manually.

It’s good practice to “mentally subtract” salaries, corresponding fringe benefits and
F&A costs for the entire project year and remove these amounts from the award
amount – or use a spreadsheet for each grant award which is maintained by the
department and/or lab. Presently, the University’s financial system cannot encumber
salaries; however, you need to separate these recurring costs from the rest of the
budget using whatever tools work best for you and your unit.

The resulting balance is the funds available to finance the other costs of the project.

Charge expenses to grant as they occur; if recurring costs need to be allocated to the
project budget, do this on a regular basis (at least monthly).

Subaward invoices (if applicable) need to be reviewed and approved for payment. Is
the subawardee working towards completing the Scope of Work, are you receiving
the required deliverables, etc.

Keep in mind that invoicing or drawdowns are tied to spending.
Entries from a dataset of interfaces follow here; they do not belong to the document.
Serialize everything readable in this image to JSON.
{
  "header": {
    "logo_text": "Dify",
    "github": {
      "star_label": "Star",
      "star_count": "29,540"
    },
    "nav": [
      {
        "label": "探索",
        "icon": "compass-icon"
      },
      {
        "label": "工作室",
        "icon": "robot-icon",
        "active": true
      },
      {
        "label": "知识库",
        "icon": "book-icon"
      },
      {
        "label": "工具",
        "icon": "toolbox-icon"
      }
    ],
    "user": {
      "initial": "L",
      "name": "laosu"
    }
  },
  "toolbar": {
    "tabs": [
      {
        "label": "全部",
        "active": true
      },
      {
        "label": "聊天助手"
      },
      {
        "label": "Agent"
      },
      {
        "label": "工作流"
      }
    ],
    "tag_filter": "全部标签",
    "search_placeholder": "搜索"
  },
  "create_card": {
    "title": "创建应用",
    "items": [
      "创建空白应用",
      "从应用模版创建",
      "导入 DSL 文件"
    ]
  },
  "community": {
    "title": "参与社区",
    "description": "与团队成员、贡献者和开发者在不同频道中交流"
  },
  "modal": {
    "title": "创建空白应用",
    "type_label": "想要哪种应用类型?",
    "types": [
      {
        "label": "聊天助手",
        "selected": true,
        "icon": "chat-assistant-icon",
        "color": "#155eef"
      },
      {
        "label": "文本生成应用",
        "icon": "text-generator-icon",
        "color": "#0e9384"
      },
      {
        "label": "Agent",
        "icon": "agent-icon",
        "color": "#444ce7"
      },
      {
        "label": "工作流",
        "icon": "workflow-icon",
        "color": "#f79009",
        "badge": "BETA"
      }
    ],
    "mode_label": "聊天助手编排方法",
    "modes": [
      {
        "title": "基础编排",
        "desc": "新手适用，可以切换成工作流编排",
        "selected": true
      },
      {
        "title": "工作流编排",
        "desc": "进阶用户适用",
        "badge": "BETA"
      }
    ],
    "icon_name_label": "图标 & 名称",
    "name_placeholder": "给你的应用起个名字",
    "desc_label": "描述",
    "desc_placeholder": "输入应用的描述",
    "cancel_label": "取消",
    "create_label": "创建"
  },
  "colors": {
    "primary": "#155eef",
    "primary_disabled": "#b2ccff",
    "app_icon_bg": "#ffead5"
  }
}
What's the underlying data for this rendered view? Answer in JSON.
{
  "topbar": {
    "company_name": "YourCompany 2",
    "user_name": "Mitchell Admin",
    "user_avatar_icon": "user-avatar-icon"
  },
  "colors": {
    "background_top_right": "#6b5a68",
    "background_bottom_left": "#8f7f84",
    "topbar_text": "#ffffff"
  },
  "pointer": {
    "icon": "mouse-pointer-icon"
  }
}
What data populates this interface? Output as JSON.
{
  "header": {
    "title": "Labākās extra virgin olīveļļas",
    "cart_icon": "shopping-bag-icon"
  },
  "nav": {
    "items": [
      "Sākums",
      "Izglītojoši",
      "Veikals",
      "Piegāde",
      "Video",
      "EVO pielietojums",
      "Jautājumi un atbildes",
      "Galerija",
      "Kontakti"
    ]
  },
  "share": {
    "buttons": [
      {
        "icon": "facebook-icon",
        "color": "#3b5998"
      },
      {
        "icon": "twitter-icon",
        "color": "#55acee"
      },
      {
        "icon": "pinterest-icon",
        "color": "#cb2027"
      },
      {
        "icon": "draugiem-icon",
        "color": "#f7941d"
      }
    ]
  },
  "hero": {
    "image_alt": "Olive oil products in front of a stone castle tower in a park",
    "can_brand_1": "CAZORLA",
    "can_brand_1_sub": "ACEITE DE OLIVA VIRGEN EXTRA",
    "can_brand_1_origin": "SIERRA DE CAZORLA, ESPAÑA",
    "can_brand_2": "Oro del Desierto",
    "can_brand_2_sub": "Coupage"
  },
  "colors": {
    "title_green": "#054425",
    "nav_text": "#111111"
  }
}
Use the expenditures to gauge progress: is the project spending too quickly (will you
be out of funds before the next increment) or too slowly (will the sponsor think that
little/no progress is being made).

Actual expenses should be compared to budgeted expenses at least monthly to
ensure:

• Expenditures are reflective of actual work performed and the rate at
which funds are being expended (“burn rate”) is appropriate;
• You have not spent more in total funds on the project than was awarded
• Total expenditures for any cost category have not been exceeded if
restricted on the notice of grant award

No Cost Extensions (NCEs): while having funds available cannot be the justification
for a no-cost extension, the rate of expenditures can provide valuable information
regarding the status of the project and be the basis of thinking about the need to
request a no-cost extension or the development of an accelerated spending plan.

Points to Consider:

• The Recipient of the award is the University, not the individual
• NU does not directly receive the money at the time of award; we must
either invoice or drawdown the funds after we spend
• Only Grant/Contract Officers can approve and/or make changes to an
award
• Only Authorized Institutional Officials can request any changes to an
award
• The Project Budget should accurately reflect the true costs associated
with the research project
• The Project Budget needs to be in line with the goals, objectives, and
description of the research project
• The Project Budget should be the basis for managing the project
expenditures

Last Modified: October 4th, 2012